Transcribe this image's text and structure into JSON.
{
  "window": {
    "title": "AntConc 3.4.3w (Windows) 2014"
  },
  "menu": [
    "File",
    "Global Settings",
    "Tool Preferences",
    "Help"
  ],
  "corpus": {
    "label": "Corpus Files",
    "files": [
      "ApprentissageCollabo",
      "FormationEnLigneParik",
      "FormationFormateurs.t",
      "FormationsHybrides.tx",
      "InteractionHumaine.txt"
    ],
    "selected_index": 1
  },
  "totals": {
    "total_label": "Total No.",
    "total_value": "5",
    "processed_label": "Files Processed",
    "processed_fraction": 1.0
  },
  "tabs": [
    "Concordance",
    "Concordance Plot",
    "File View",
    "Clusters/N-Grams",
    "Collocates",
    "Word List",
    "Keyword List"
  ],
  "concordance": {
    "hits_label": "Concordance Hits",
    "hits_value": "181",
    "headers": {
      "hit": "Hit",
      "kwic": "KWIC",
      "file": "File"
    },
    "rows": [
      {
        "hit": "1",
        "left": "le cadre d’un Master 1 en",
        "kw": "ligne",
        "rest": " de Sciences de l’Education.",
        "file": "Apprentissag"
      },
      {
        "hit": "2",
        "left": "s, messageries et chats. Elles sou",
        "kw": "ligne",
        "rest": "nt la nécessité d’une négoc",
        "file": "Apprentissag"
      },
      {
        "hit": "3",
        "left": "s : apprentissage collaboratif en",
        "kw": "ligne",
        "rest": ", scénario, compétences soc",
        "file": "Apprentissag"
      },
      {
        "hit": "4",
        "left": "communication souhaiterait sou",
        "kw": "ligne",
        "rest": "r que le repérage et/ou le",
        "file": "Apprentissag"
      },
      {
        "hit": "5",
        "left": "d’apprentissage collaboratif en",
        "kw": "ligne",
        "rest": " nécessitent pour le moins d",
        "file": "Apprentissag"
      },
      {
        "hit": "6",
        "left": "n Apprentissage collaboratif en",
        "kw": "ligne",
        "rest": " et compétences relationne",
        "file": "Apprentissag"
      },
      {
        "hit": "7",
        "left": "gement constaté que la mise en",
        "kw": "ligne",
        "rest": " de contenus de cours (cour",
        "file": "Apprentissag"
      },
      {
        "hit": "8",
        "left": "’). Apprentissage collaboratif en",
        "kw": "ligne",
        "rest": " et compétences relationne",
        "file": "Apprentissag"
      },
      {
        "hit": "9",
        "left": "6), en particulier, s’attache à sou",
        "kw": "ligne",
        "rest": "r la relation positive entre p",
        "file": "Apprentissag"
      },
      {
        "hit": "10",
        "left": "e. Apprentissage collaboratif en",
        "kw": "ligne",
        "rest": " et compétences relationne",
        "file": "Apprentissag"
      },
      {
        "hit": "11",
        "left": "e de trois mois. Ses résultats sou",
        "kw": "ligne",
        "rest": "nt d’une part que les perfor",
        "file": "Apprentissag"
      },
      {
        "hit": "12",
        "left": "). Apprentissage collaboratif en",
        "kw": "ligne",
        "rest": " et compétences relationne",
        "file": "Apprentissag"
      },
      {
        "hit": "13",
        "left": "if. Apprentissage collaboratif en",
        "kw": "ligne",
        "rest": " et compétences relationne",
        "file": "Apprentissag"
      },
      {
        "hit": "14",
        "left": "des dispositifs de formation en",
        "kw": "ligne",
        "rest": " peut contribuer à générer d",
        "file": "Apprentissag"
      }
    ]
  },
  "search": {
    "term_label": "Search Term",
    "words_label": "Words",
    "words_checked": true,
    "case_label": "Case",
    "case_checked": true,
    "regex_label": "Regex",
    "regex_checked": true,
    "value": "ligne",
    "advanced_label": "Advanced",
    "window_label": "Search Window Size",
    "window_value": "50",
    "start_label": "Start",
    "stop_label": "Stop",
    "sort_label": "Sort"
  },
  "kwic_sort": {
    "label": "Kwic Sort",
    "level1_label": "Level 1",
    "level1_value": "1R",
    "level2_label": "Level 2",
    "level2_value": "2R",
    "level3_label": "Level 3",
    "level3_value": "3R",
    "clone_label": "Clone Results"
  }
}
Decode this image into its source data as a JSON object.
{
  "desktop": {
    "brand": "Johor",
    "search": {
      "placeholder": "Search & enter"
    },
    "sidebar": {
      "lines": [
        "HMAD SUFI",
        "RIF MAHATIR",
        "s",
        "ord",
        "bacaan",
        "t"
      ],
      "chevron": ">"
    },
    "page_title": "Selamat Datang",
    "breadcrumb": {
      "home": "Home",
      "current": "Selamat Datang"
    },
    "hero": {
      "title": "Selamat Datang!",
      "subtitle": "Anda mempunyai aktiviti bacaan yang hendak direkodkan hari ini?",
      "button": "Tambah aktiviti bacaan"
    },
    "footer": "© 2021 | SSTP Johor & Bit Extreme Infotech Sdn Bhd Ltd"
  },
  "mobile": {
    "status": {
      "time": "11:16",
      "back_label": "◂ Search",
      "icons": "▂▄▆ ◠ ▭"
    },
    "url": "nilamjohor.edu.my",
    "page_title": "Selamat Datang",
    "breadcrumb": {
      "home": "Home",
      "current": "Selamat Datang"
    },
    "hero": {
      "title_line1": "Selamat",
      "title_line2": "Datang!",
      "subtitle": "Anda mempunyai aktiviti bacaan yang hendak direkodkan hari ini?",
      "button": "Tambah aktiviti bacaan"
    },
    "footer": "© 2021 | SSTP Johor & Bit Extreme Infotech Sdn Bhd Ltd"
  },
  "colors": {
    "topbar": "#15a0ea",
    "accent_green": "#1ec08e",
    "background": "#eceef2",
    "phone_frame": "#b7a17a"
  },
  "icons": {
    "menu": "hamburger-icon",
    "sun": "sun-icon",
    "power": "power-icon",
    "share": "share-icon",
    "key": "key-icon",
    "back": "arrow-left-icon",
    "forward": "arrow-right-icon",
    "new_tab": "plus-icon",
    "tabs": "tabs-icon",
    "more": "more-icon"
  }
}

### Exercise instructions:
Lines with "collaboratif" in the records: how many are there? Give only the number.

### Your solution:
7